Pictures aside, repeat every entry exactly.

» **Stored entries**:
- - -
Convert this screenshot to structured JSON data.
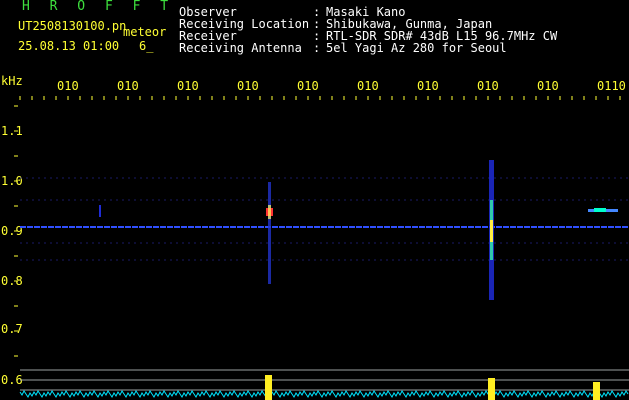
{
  "header": {
    "logo": "H R O F F T",
    "filename": "UT2508130100.pn",
    "meteor_label": "meteor",
    "datetime": "25.08.13 01:00",
    "count": "6_",
    "fields": [
      {
        "label": "Observer",
        "value": "Masaki Kano"
      },
      {
        "label": "Receiving Location",
        "value": "Shibukawa, Gunma, Japan"
      },
      {
        "label": "Receiver",
        "value": "RTL-SDR SDR# 43dB L15 96.7MHz CW"
      },
      {
        "label": "Receiving Antenna",
        "value": "5el Yagi Az 280 for Seoul"
      }
    ],
    "separator": ":"
  },
  "axis": {
    "unit": "kHz",
    "time_labels": [
      "010",
      "010",
      "010",
      "010",
      "010",
      "010",
      "010",
      "010",
      "010",
      "0110"
    ],
    "freq_labels": [
      "1.1",
      "1.0",
      "0.9",
      "0.8",
      "0.7",
      "0.6"
    ]
  },
  "colors": {
    "background": "#000000",
    "text": "#ffffff",
    "accent": "#ffff33",
    "logo": "#3ee03e",
    "carrier": "#3050ff",
    "grid": "#1a1a66",
    "noise": "#00e5ff"
  }
}
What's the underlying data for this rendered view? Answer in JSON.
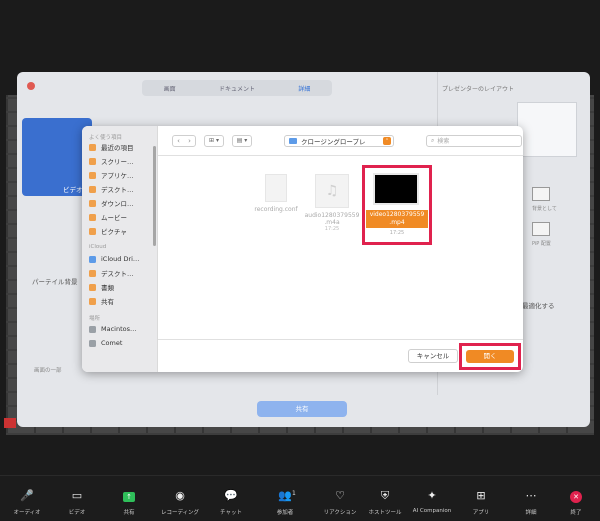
{
  "share_dialog": {
    "tabs": [
      "画面",
      "ドキュメント",
      "詳細"
    ],
    "presenter_layout_label": "プレゼンターのレイアウト",
    "video_tile_label": "ビデオ",
    "partial_label": "パーテイル背景",
    "small_label": "画面の一部",
    "optimize_label": "最適化する",
    "opt1_label": "背景として",
    "opt2_label": "PiP 配置",
    "share_button": "共有"
  },
  "picker": {
    "sidebar": {
      "favorites_header": "よく使う項目",
      "favorites": [
        {
          "label": "最近の項目",
          "icon": "clock-icon"
        },
        {
          "label": "スクリー…",
          "icon": "folder-icon"
        },
        {
          "label": "アプリケ…",
          "icon": "apps-icon"
        },
        {
          "label": "デスクト…",
          "icon": "desktop-icon"
        },
        {
          "label": "ダウンロ…",
          "icon": "download-icon"
        },
        {
          "label": "ムービー",
          "icon": "movie-icon"
        },
        {
          "label": "ピクチャ",
          "icon": "picture-icon"
        }
      ],
      "icloud_header": "iCloud",
      "icloud": [
        {
          "label": "iCloud Dri…",
          "icon": "cloud-icon"
        },
        {
          "label": "デスクト…",
          "icon": "desktop-icon"
        },
        {
          "label": "書類",
          "icon": "document-icon"
        },
        {
          "label": "共有",
          "icon": "shared-icon"
        }
      ],
      "locations_header": "場所",
      "locations": [
        {
          "label": "Macintos…",
          "icon": "disk-icon"
        },
        {
          "label": "Comet",
          "icon": "disk-icon"
        }
      ]
    },
    "toolbar": {
      "back": "‹",
      "forward": "›",
      "view_grid": "⊞ ▾",
      "view_list": "▤ ▾",
      "path": "クロージングロープレ",
      "search_placeholder": "検索"
    },
    "files": [
      {
        "name": "recording.conf",
        "date": ""
      },
      {
        "name": "audio1280379559 .m4a",
        "date": "17:25"
      }
    ],
    "selected_file": {
      "name": "video1280379559 .mp4",
      "date": "17:25"
    },
    "cancel_label": "キャンセル",
    "open_label": "開く"
  },
  "zoom_toolbar": [
    {
      "label": "オーディオ",
      "icon": "mic-off-icon"
    },
    {
      "label": "ビデオ",
      "icon": "video-icon"
    },
    {
      "label": "共有",
      "icon": "share-screen-icon"
    },
    {
      "label": "レコーディング",
      "icon": "record-icon"
    },
    {
      "label": "チャット",
      "icon": "chat-icon"
    },
    {
      "label": "参加者",
      "icon": "participants-icon",
      "count": "1"
    },
    {
      "label": "リアクション",
      "icon": "heart-icon"
    },
    {
      "label": "ホストツール",
      "icon": "shield-icon"
    },
    {
      "label": "AI Companion",
      "icon": "sparkle-icon"
    },
    {
      "label": "アプリ",
      "icon": "apps-icon"
    },
    {
      "label": "詳細",
      "icon": "more-icon"
    },
    {
      "label": "終了",
      "icon": "end-icon"
    }
  ],
  "colors": {
    "accent_orange": "#f08a24",
    "highlight_red": "#e0224e",
    "zoom_blue": "#3a6fcf"
  }
}
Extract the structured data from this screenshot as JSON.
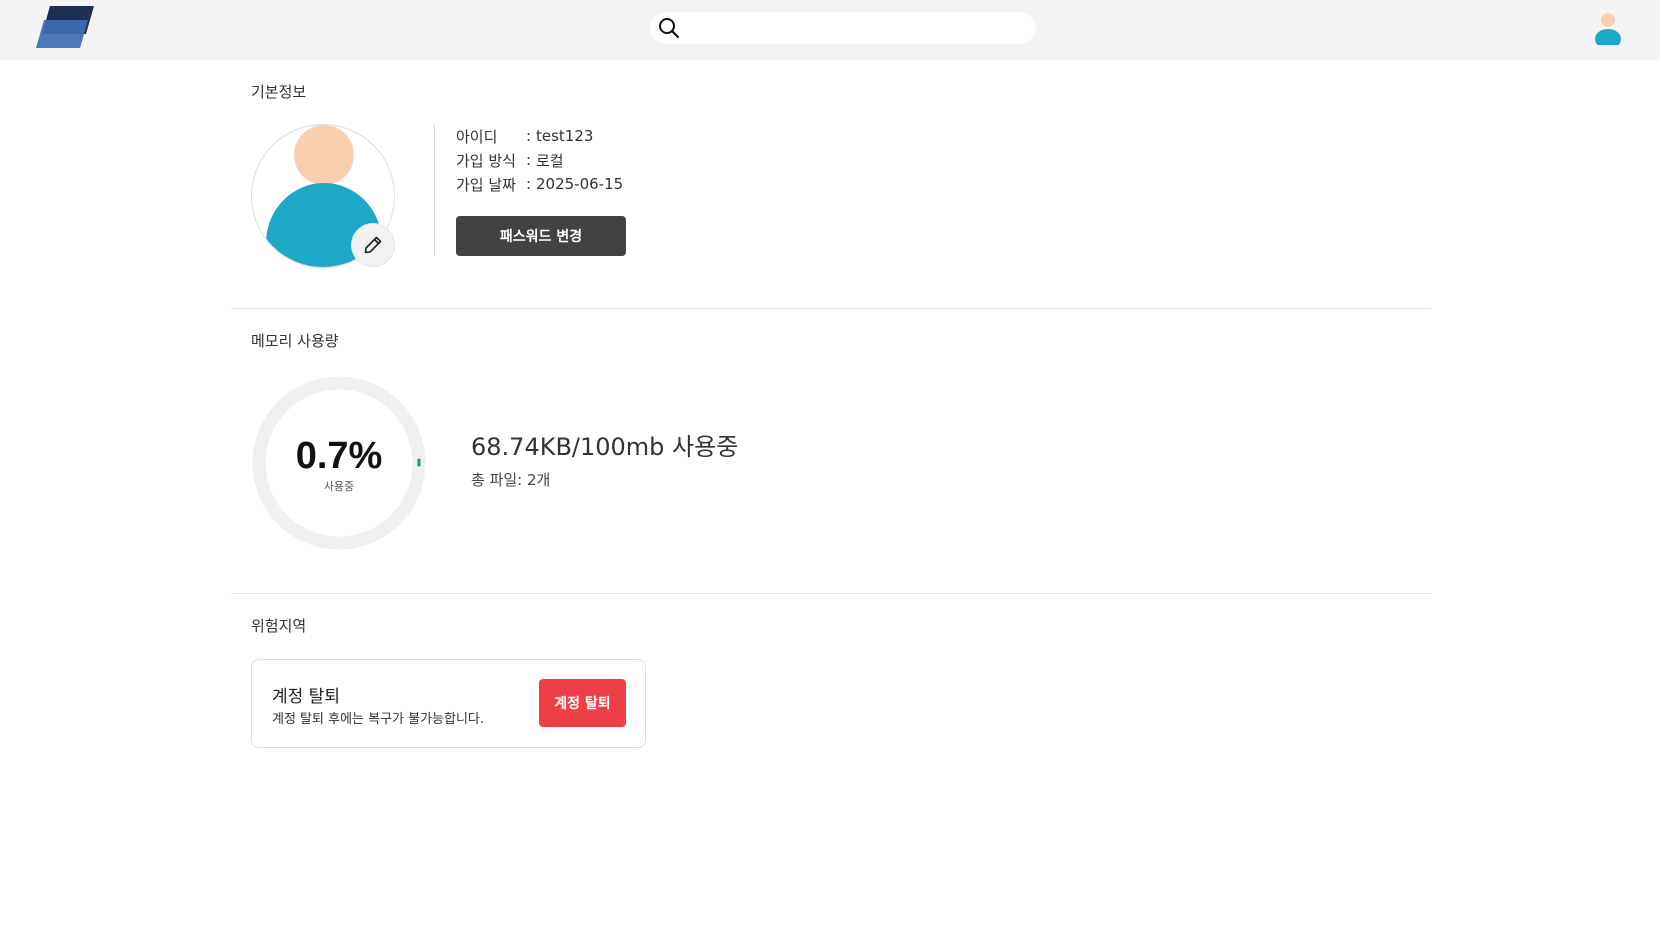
{
  "header": {
    "logo_icon": "app-logo-icon",
    "search": {
      "placeholder": "",
      "value": "",
      "icon": "search-icon"
    },
    "avatar_icon": "user-avatar-icon"
  },
  "basic_info": {
    "title": "기본정보",
    "avatar_icon": "user-avatar-icon",
    "edit_icon": "pencil-icon",
    "fields": [
      {
        "label": "아이디",
        "sep": ":",
        "value": "test123"
      },
      {
        "label": "가입 방식",
        "sep": ":",
        "value": "로컬"
      },
      {
        "label": "가입 날짜",
        "sep": ":",
        "value": "2025-06-15"
      }
    ],
    "password_button": "패스워드 변경"
  },
  "memory": {
    "title": "메모리 사용량",
    "percent_text": "0.7%",
    "percent_value": 0.7,
    "percent_sub": "사용중",
    "usage_text": "68.74KB/100mb 사용중",
    "files_text": "총 파일: 2개"
  },
  "danger": {
    "title": "위험지역",
    "card_title": "계정 탈퇴",
    "card_desc": "계정 탈퇴 후에는 복구가 불가능합니다.",
    "button": "계정 탈퇴"
  },
  "colors": {
    "header_bg": "#f4f4f4",
    "primary_dark": "#424242",
    "danger": "#ef3f46",
    "gauge_track": "#f0f0f0",
    "gauge_fill": "#1a9a8c",
    "avatar_skin": "#f8d0b0",
    "avatar_body": "#1da8c8"
  }
}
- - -
» **YOUR SOLUTION**:
Convert this screenshot to structured JSON data.
{
  "header": {
    "logo": "H R O F F T",
    "filename": "UT2508130100.pn",
    "meteor_label": "meteor",
    "datetime": "25.08.13 01:00",
    "count": "6_",
    "fields": [
      {
        "label": "Observer",
        "value": "Masaki Kano"
      },
      {
        "label": "Receiving Location",
        "value": "Shibukawa, Gunma, Japan"
      },
      {
        "label": "Receiver",
        "value": "RTL-SDR SDR# 43dB L15 96.7MHz CW"
      },
      {
        "label": "Receiving Antenna",
        "value": "5el Yagi Az 280 for Seoul"
      }
    ],
    "separator": ":"
  },
  "axis": {
    "unit": "kHz",
    "time_labels": [
      "010",
      "010",
      "010",
      "010",
      "010",
      "010",
      "010",
      "010",
      "010",
      "0110"
    ],
    "freq_labels": [
      "1.1",
      "1.0",
      "0.9",
      "0.8",
      "0.7",
      "0.6"
    ]
  },
  "colors": {
    "background": "#000000",
    "text": "#ffffff",
    "accent": "#ffff33",
    "logo": "#3ee03e",
    "carrier": "#3050ff",
    "grid": "#1a1a66",
    "noise": "#00e5ff"
  }
}
What's the underlying data for this rendered view? Answer in JSON.
{
  "share_dialog": {
    "tabs": [
      "画面",
      "ドキュメント",
      "詳細"
    ],
    "presenter_layout_label": "プレゼンターのレイアウト",
    "video_tile_label": "ビデオ",
    "partial_label": "パーテイル背景",
    "small_label": "画面の一部",
    "optimize_label": "最適化する",
    "opt1_label": "背景として",
    "opt2_label": "PiP 配置",
    "share_button": "共有"
  },
  "picker": {
    "sidebar": {
      "favorites_header": "よく使う項目",
      "favorites": [
        {
          "label": "最近の項目",
          "icon": "clock-icon"
        },
        {
          "label": "スクリー…",
          "icon": "folder-icon"
        },
        {
          "label": "アプリケ…",
          "icon": "apps-icon"
        },
        {
          "label": "デスクト…",
          "icon": "desktop-icon"
        },
        {
          "label": "ダウンロ…",
          "icon": "download-icon"
        },
        {
          "label": "ムービー",
          "icon": "movie-icon"
        },
        {
          "label": "ピクチャ",
          "icon": "picture-icon"
        }
      ],
      "icloud_header": "iCloud",
      "icloud": [
        {
          "label": "iCloud Dri…",
          "icon": "cloud-icon"
        },
        {
          "label": "デスクト…",
          "icon": "desktop-icon"
        },
        {
          "label": "書類",
          "icon": "document-icon"
        },
        {
          "label": "共有",
          "icon": "shared-icon"
        }
      ],
      "locations_header": "場所",
      "locations": [
        {
          "label": "Macintos…",
          "icon": "disk-icon"
        },
        {
          "label": "Comet",
          "icon": "disk-icon"
        }
      ]
    },
    "toolbar": {
      "back": "‹",
      "forward": "›",
      "view_grid": "⊞ ▾",
      "view_list": "▤ ▾",
      "path": "クロージングロープレ",
      "search_placeholder": "検索"
    },
    "files": [
      {
        "name": "recording.conf",
        "date": ""
      },
      {
        "name": "audio1280379559 .m4a",
        "date": "17:25"
      }
    ],
    "selected_file": {
      "name": "video1280379559 .mp4",
      "date": "17:25"
    },
    "cancel_label": "キャンセル",
    "open_label": "開く"
  },
  "zoom_toolbar": [
    {
      "label": "オーディオ",
      "icon": "mic-off-icon"
    },
    {
      "label": "ビデオ",
      "icon": "video-icon"
    },
    {
      "label": "共有",
      "icon": "share-screen-icon"
    },
    {
      "label": "レコーディング",
      "icon": "record-icon"
    },
    {
      "label": "チャット",
      "icon": "chat-icon"
    },
    {
      "label": "参加者",
      "icon": "participants-icon",
      "count": "1"
    },
    {
      "label": "リアクション",
      "icon": "heart-icon"
    },
    {
      "label": "ホストツール",
      "icon": "shield-icon"
    },
    {
      "label": "AI Companion",
      "icon": "sparkle-icon"
    },
    {
      "label": "アプリ",
      "icon": "apps-icon"
    },
    {
      "label": "詳細",
      "icon": "more-icon"
    },
    {
      "label": "終了",
      "icon": "end-icon"
    }
  ],
  "colors": {
    "accent_orange": "#f08a24",
    "highlight_red": "#e0224e",
    "zoom_blue": "#3a6fcf"
  }
}
Extract the structured data from this screenshot as JSON.
{
  "header": {
    "logo_icon": "app-logo-icon",
    "search": {
      "placeholder": "",
      "value": "",
      "icon": "search-icon"
    },
    "avatar_icon": "user-avatar-icon"
  },
  "basic_info": {
    "title": "기본정보",
    "avatar_icon": "user-avatar-icon",
    "edit_icon": "pencil-icon",
    "fields": [
      {
        "label": "아이디",
        "sep": ":",
        "value": "test123"
      },
      {
        "label": "가입 방식",
        "sep": ":",
        "value": "로컬"
      },
      {
        "label": "가입 날짜",
        "sep": ":",
        "value": "2025-06-15"
      }
    ],
    "password_button": "패스워드 변경"
  },
  "memory": {
    "title": "메모리 사용량",
    "percent_text": "0.7%",
    "percent_value": 0.7,
    "percent_sub": "사용중",
    "usage_text": "68.74KB/100mb 사용중",
    "files_text": "총 파일: 2개"
  },
  "danger": {
    "title": "위험지역",
    "card_title": "계정 탈퇴",
    "card_desc": "계정 탈퇴 후에는 복구가 불가능합니다.",
    "button": "계정 탈퇴"
  },
  "colors": {
    "header_bg": "#f4f4f4",
    "primary_dark": "#424242",
    "danger": "#ef3f46",
    "gauge_track": "#f0f0f0",
    "gauge_fill": "#1a9a8c",
    "avatar_skin": "#f8d0b0",
    "avatar_body": "#1da8c8"
  }
}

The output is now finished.